When Donald Trump picked Betsy DeVoss as head of Department of Education it was met with much protest and even drew some criticism from the Republican Party. Other members of the Republican Party were ecstatic as DeVoss has long championed education reforms which seemed too extreme to ever get a real hearing. Donald Trump has changed things though and those who once found themselves on the fringes are now in the driver’s seat and many of them have public education in their crosshairs.
Betsy DeVoss in particular has long championed “school choice” which allows parents to use the Decades oney the state allocates for their children’s education at an school of their choosing, public or private. In some areas this creates a shift of resources to charter schools, but it also allows public money to flow to parochial schools that the supreme court has declared unable to use state funds.
For Republicans, and DeVoss personally, this would represent decades of advocacy that at many times appeared to be going absolutely nowhere.
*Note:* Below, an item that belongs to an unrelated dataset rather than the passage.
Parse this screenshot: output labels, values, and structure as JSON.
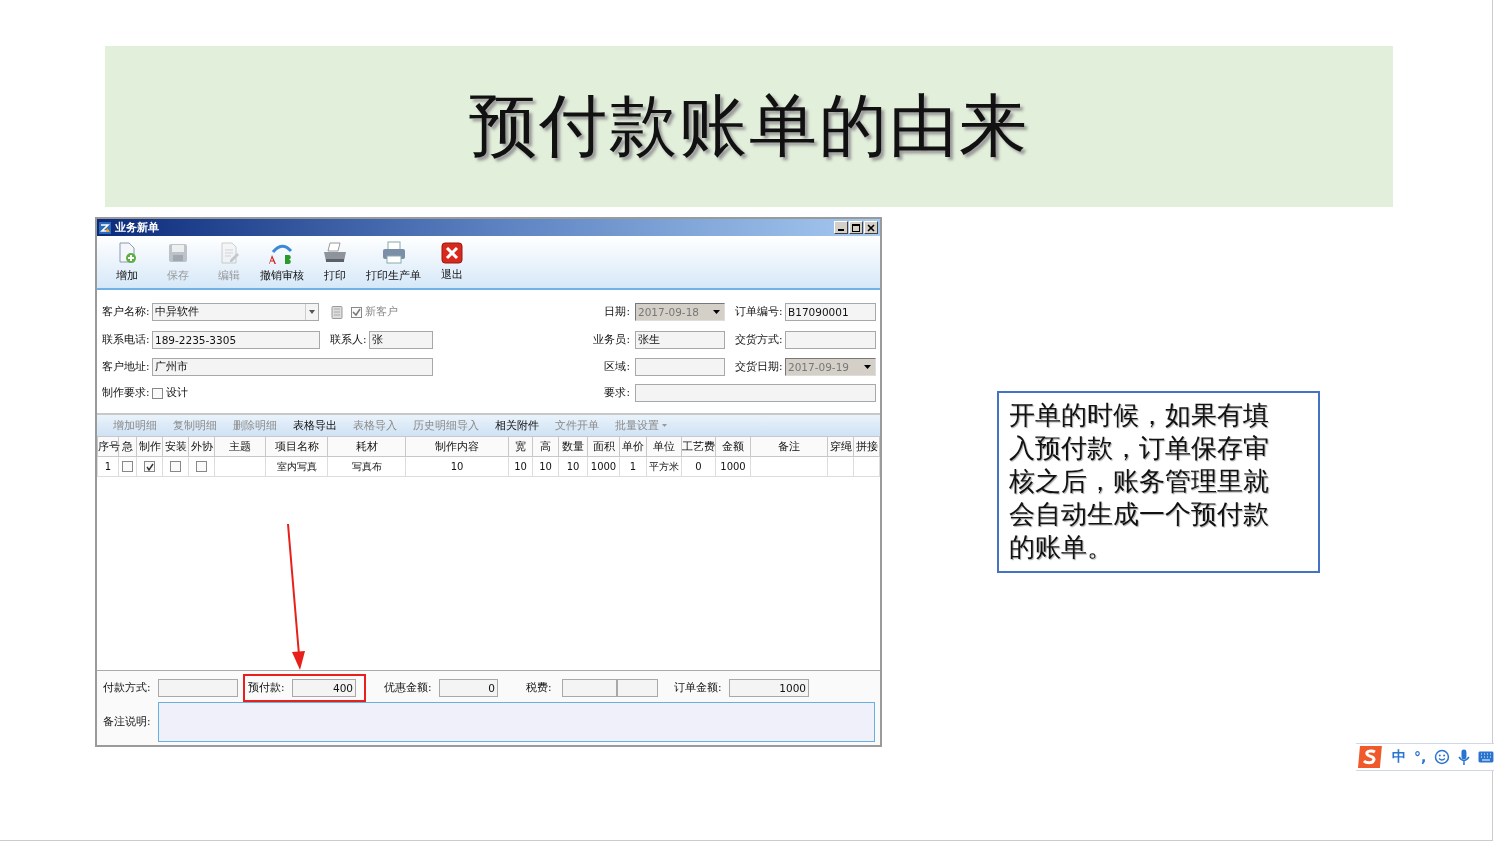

The DeVoss family in particular has spent hundreds of millions of dollars attempting to push school choice policies as a disguised method of increasing the influence of religious schools across the country. In rural areas in particular, school choice de facto means more power and influence for religious schools, but it also creates the necessary ingredients for a religious takeover of the public school system. Especially in areas where religious schools aren’t currently incentivized to stake their territory, when each kid comes with grant money floating over their head it’s a lot easier to convince parents religious schooling is a necessary expense.
Currently public schools experience almost no competition in large swaths of the country, but school choice would change that and give both charter schools a foothold where it would otherwise be incredibly impractical.
As Americans increasingly sort themselves into silos within their communities based on shared political, religious and cultural views, school choice would enable this trend to seep into the public school system to a degree that is currently hard to imagine. We live in a time of gated communities and increasing economic inequality, increased power for private schools will simply be one more step along that road. And to the degree that they cherry pick the most talented students and most committed parents, kids who were already at a disadvantage are further disadvantaged when the people who generally put the most time and energy into their education are driven to the “better results” of the private or charter schools.
That is another problem with school choice, it covers up the reality of education outcomes by separating better performing students from the broader public school population that cannot be as selective with their student body. By putting an artificial floor on student achievement private and charter schools can boast test scores and better numbers in a way public schools simply can’t and that very big misrepresentation can haves a massive impact on the quality of education left at public schools in an area where alternatives take hold.
In today’s world better test numbers means more money and that trend would be sure to increase in many communities should school choice become the law of the land. Which means more money for private alternatives and less money for everyone else.